Element data from apps and pages:
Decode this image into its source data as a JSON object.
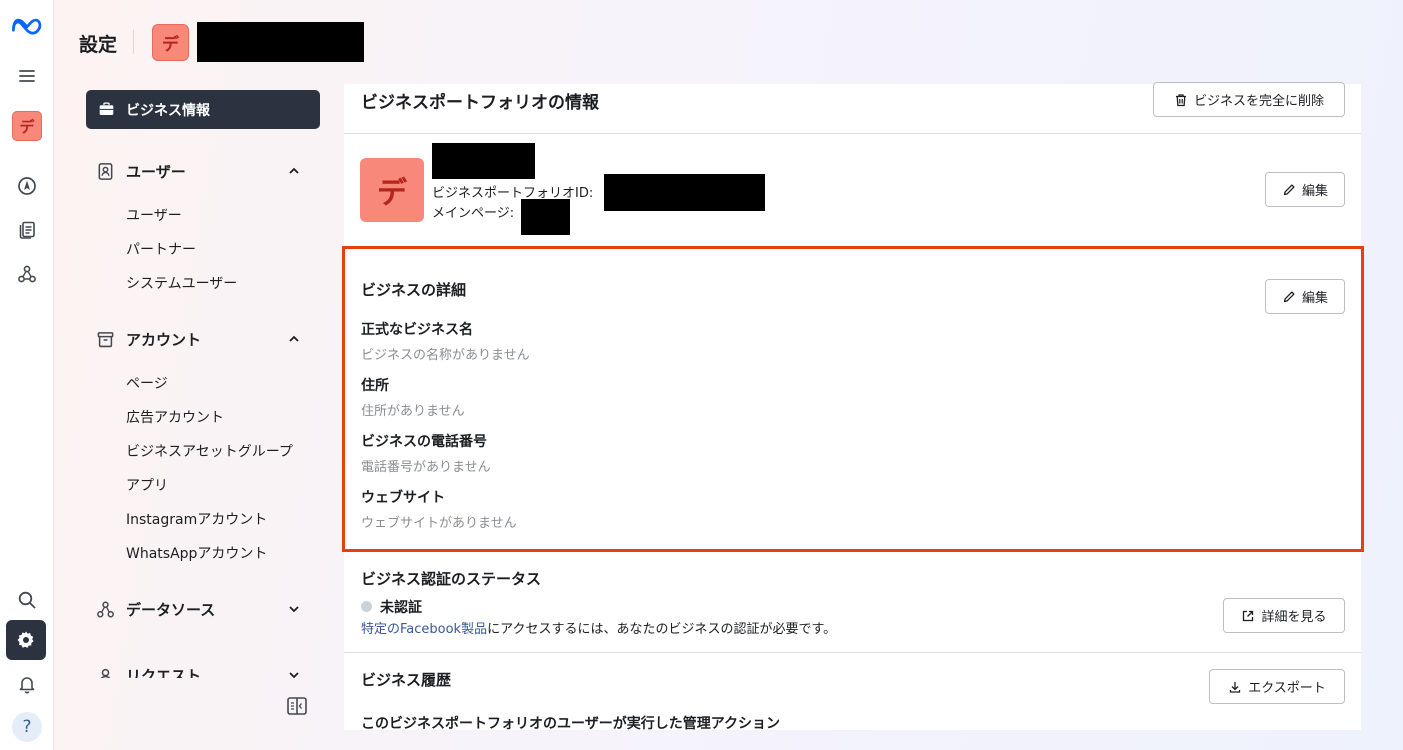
{
  "rail": {
    "avatar_letter": "デ",
    "help_label": "?"
  },
  "header": {
    "title": "設定",
    "avatar_letter": "デ"
  },
  "sidenav": {
    "active_item": "ビジネス情報",
    "sections": [
      {
        "label": "ユーザー",
        "expanded": true,
        "items": [
          "ユーザー",
          "パートナー",
          "システムユーザー"
        ]
      },
      {
        "label": "アカウント",
        "expanded": true,
        "items": [
          "ページ",
          "広告アカウント",
          "ビジネスアセットグループ",
          "アプリ",
          "Instagramアカウント",
          "WhatsAppアカウント"
        ]
      },
      {
        "label": "データソース",
        "expanded": false,
        "items": []
      },
      {
        "label": "リクエスト",
        "expanded": false,
        "items": []
      }
    ]
  },
  "main": {
    "info_title": "ビジネスポートフォリオの情報",
    "delete_button": "ビジネスを完全に削除",
    "portfolio": {
      "avatar_letter": "デ",
      "id_label": "ビジネスポートフォリオID:",
      "main_page_label": "メインページ:",
      "edit_button": "編集"
    },
    "details": {
      "title": "ビジネスの詳細",
      "edit_button": "編集",
      "fields": [
        {
          "label": "正式なビジネス名",
          "value": "ビジネスの名称がありません"
        },
        {
          "label": "住所",
          "value": "住所がありません"
        },
        {
          "label": "ビジネスの電話番号",
          "value": "電話番号がありません"
        },
        {
          "label": "ウェブサイト",
          "value": "ウェブサイトがありません"
        }
      ]
    },
    "verification": {
      "title": "ビジネス認証のステータス",
      "status": "未認証",
      "note_link": "特定のFacebook製品",
      "note_rest": "にアクセスするには、あなたのビジネスの認証が必要です。",
      "details_button": "詳細を見る"
    },
    "history": {
      "title": "ビジネス履歴",
      "export_button": "エクスポート",
      "subtitle": "このビジネスポートフォリオのユーザーが実行した管理アクション"
    }
  },
  "colors": {
    "accent_dark": "#2b3340",
    "avatar_bg": "#f7887a",
    "highlight": "#e8400c",
    "link": "#385898"
  }
}
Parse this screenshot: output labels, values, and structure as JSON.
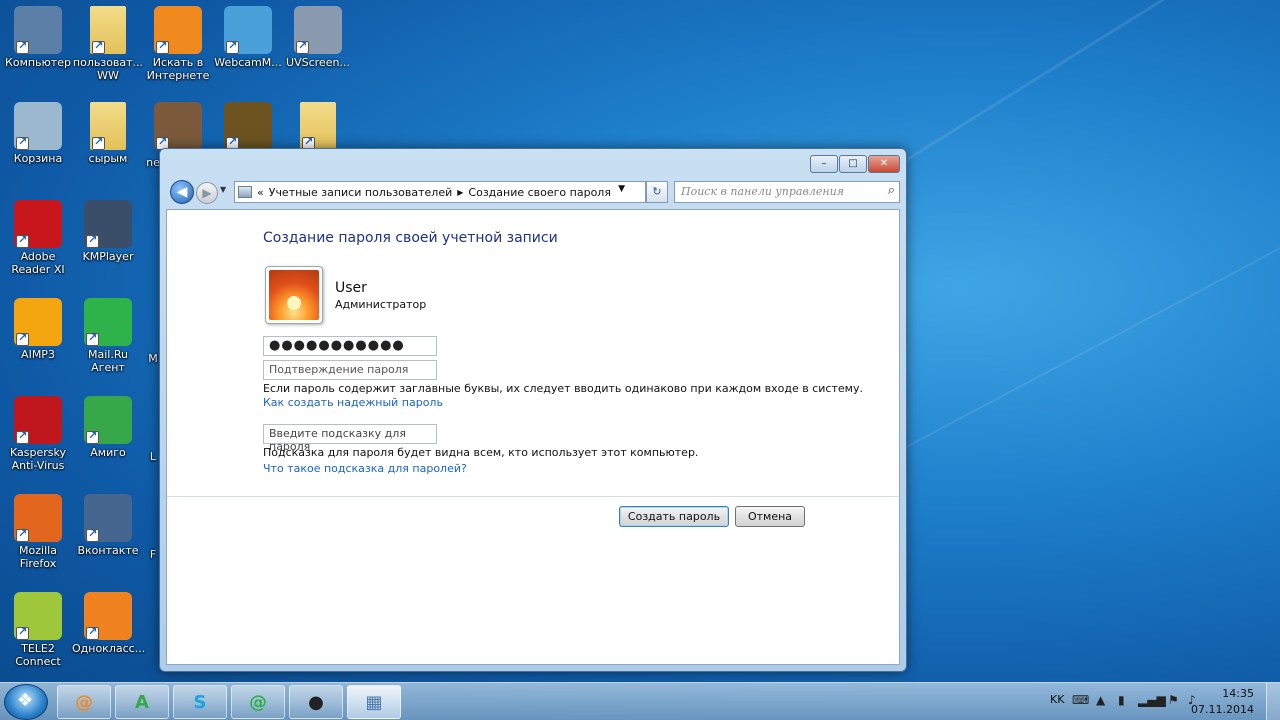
{
  "desktop": {
    "icons": [
      {
        "label": "Компьютер",
        "icon": "computer-icon",
        "color": "#5b7fa6"
      },
      {
        "label": "пользоват... WW",
        "icon": "folder-icon",
        "color": "#e3c15a"
      },
      {
        "label": "Искать в Интернете",
        "icon": "search-web-icon",
        "color": "#f08a1e"
      },
      {
        "label": "WebcamM...",
        "icon": "webcam-icon",
        "color": "#4aa0d8"
      },
      {
        "label": "UVScreen...",
        "icon": "screen-capture-icon",
        "color": "#8a9bb0"
      },
      {
        "label": "Корзина",
        "icon": "recycle-bin-icon",
        "color": "#9cb8cf"
      },
      {
        "label": "сырым",
        "icon": "folder-icon",
        "color": "#e3c15a"
      },
      {
        "label": "Me",
        "icon": "media-icon",
        "color": "#7a5a3a"
      },
      {
        "label": "",
        "icon": "game-icon",
        "color": "#6d5320"
      },
      {
        "label": "",
        "icon": "folder-icon",
        "color": "#e3c15a"
      },
      {
        "label": "Adobe Reader XI",
        "icon": "adobe-reader-icon",
        "color": "#c8161d"
      },
      {
        "label": "KMPlayer",
        "icon": "kmplayer-icon",
        "color": "#3a4e6a"
      },
      {
        "label": "AIMP3",
        "icon": "aimp-icon",
        "color": "#f3a60f"
      },
      {
        "label": "Mail.Ru Агент",
        "icon": "mailru-agent-icon",
        "color": "#2eb24a"
      },
      {
        "label": "Kaspersky Anti-Virus",
        "icon": "kaspersky-icon",
        "color": "#c0171f"
      },
      {
        "label": "Амиго",
        "icon": "amigo-icon",
        "color": "#36a84a"
      },
      {
        "label": "Mozilla Firefox",
        "icon": "firefox-icon",
        "color": "#e2661d"
      },
      {
        "label": "Вконтакте",
        "icon": "vk-icon",
        "color": "#45668e"
      },
      {
        "label": "TELE2 Connect",
        "icon": "tele2-icon",
        "color": "#9fc73b"
      },
      {
        "label": "Однокласс...",
        "icon": "odnoklassniki-icon",
        "color": "#f18220"
      }
    ],
    "partial_labels": [
      "ne",
      "M",
      "L",
      "F"
    ]
  },
  "window": {
    "controls": {
      "minimize": "–",
      "maximize": "□",
      "close": "✕"
    },
    "breadcrumb": {
      "prefix": "«",
      "parent": "Учетные записи пользователей",
      "separator": "▶",
      "current": "Создание своего пароля"
    },
    "search_placeholder": "Поиск в панели управления",
    "title": "Создание пароля своей учетной записи",
    "user": {
      "name": "User",
      "role": "Администратор"
    },
    "password_value": "●●●●●●●●●●●",
    "confirm_placeholder": "Подтверждение пароля",
    "caps_note": "Если пароль содержит заглавные буквы, их следует вводить одинаково при каждом входе в систему.",
    "strong_link": "Как создать надежный пароль",
    "hint_placeholder": "Введите подсказку для пароля",
    "hint_note": "Подсказка для пароля будет видна всем, кто использует этот компьютер.",
    "hint_link": "Что такое подсказка для паролей?",
    "create_button": "Создать пароль",
    "cancel_button": "Отмена"
  },
  "taskbar": {
    "buttons": [
      {
        "icon": "mailru-agent-icon",
        "glyph": "@",
        "color": "#f08a1e"
      },
      {
        "icon": "amigo-icon",
        "glyph": "A",
        "color": "#36a84a"
      },
      {
        "icon": "skype-icon",
        "glyph": "S",
        "color": "#1aa3e0"
      },
      {
        "icon": "mailru-agent-icon",
        "glyph": "@",
        "color": "#2eb24a"
      },
      {
        "icon": "obs-icon",
        "glyph": "●",
        "color": "#222222"
      },
      {
        "icon": "control-panel-icon",
        "glyph": "▦",
        "color": "#4a78b0"
      }
    ],
    "lang": "KK",
    "time": "14:35",
    "date": "07.11.2014"
  }
}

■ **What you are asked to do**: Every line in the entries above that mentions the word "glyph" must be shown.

■ **Output for this task**:
        "glyph": "@",
        "glyph": "A",
        "glyph": "S",
        "glyph": "@",
        "glyph": "●",
        "glyph": "▦",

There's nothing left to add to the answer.